Audi announce new simulator driver as they take next step in F1 power unit development
Audi have signed Swiss racing pro Neel Jani as their new simulator driver as they take the next step in developing a power unit for their Formula 1 project. Jani, 39, is a former test and reserve driver for Red Bull Racing and, as a member of the Porsche factory team, he won the FIA World Endurance Championship in 2016 as well as the famous 24-hour race at Le Mans.
German brand Audi announced last summer that they would enter F1 from 2026, when new regulations come in, and would be building their own power unit. They soon struck a deal to take over the Sauber works team – currently Alfa Romeo – for their entry.
Plenty of preparation has gone into the project, with the likes of Andreas Seidl leaving McLaren in December to join as the new Sauber CEO while former McLaren technical director James Key will join the team in September.
Jani, who has also driven in GP2 and Formula E, will now have his own important role to play for Audi as he supports the development of the power unit with his vast experience. An update of the dynamic driving simulator for the work on the F1 hybrid powertrain is also being run at Audi’s Neuberg site in parallel.
“I am delighted to accompany Audi on their way into Formula 1,” said Jani. “It is both an honor and a great responsibility to be involved in a project of this magnitude at an early stage.
“I am sure that with my experience from Formula 1 and [sportscar] projects I can forge good links between theory and practice.”
Oliver Hoffman, Member of the Board of Management for Technical Development of Audi AG, added: “Just like in production development, simulation plays a major role in our Formula 1 project.
“Our simulator is an important tool for the power unit development. It requires a development driver who, in addition to a grasp of technology, brings versatile experience to the project, especially in terms of energy management in racing conditions.”
Audi have also stated that, since the end of 2022, testing of a one-cylinder engine has been delivering “valuable results” for the development of the power unit. The manufacturer added that the continuing concept phase is laying the groundwork of the power unit for 2026, when the new regulations will provide for increasing electrification.
The electric motor will deliver nearly the same output as the internal combustion engine and the 1.6-litre turbo engines will be powered by sustainable synthetic fuel.
“At the moment, we are mainly focused on fundamental concept questions with high relevance to performance,” said Adam Baker, CEO of Audi Formula Racing GmbH.
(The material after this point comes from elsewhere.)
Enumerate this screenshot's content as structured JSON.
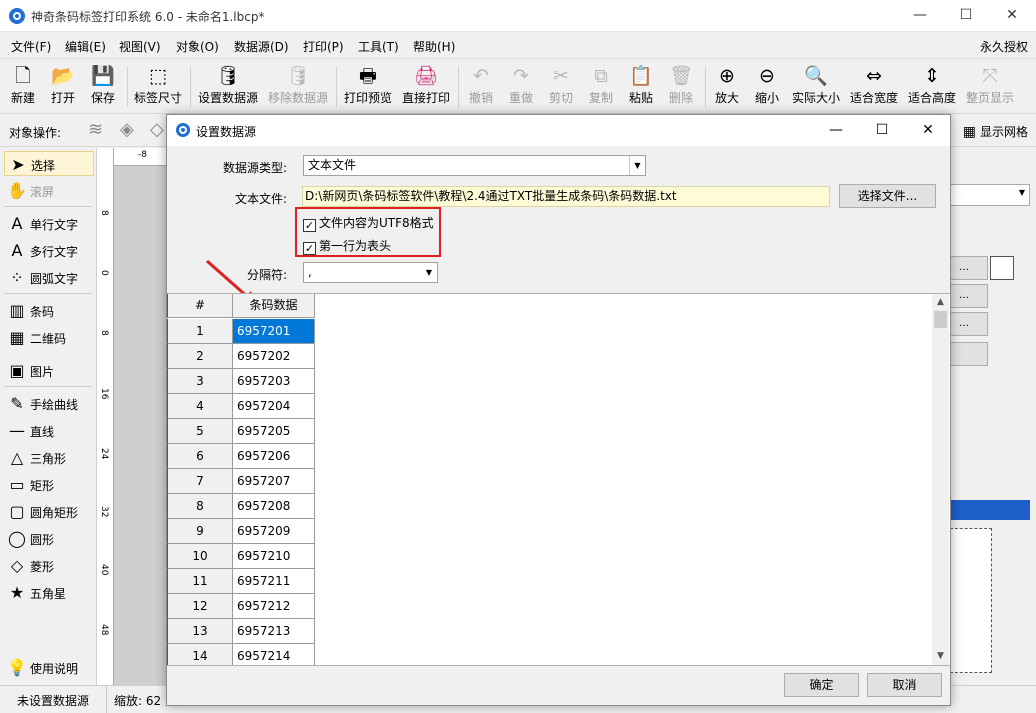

“However, in evaluating various technical solutions we rely not only on digital methods. Know-how, experience and practically relevant development are indispensable elements of drawing the right conclusions from the simulation.
"With that combination, we can assess various operating strategies at an early stage and pave the way for efficient energy management of the power unit.”
Audi have also said the first hybrid power unit, consisting of the internal combustion engine, electric motor, battery and control electronics, is planned to be run on their dyno before the year is out. That will then provide the basis for the future vehicle concept going forward.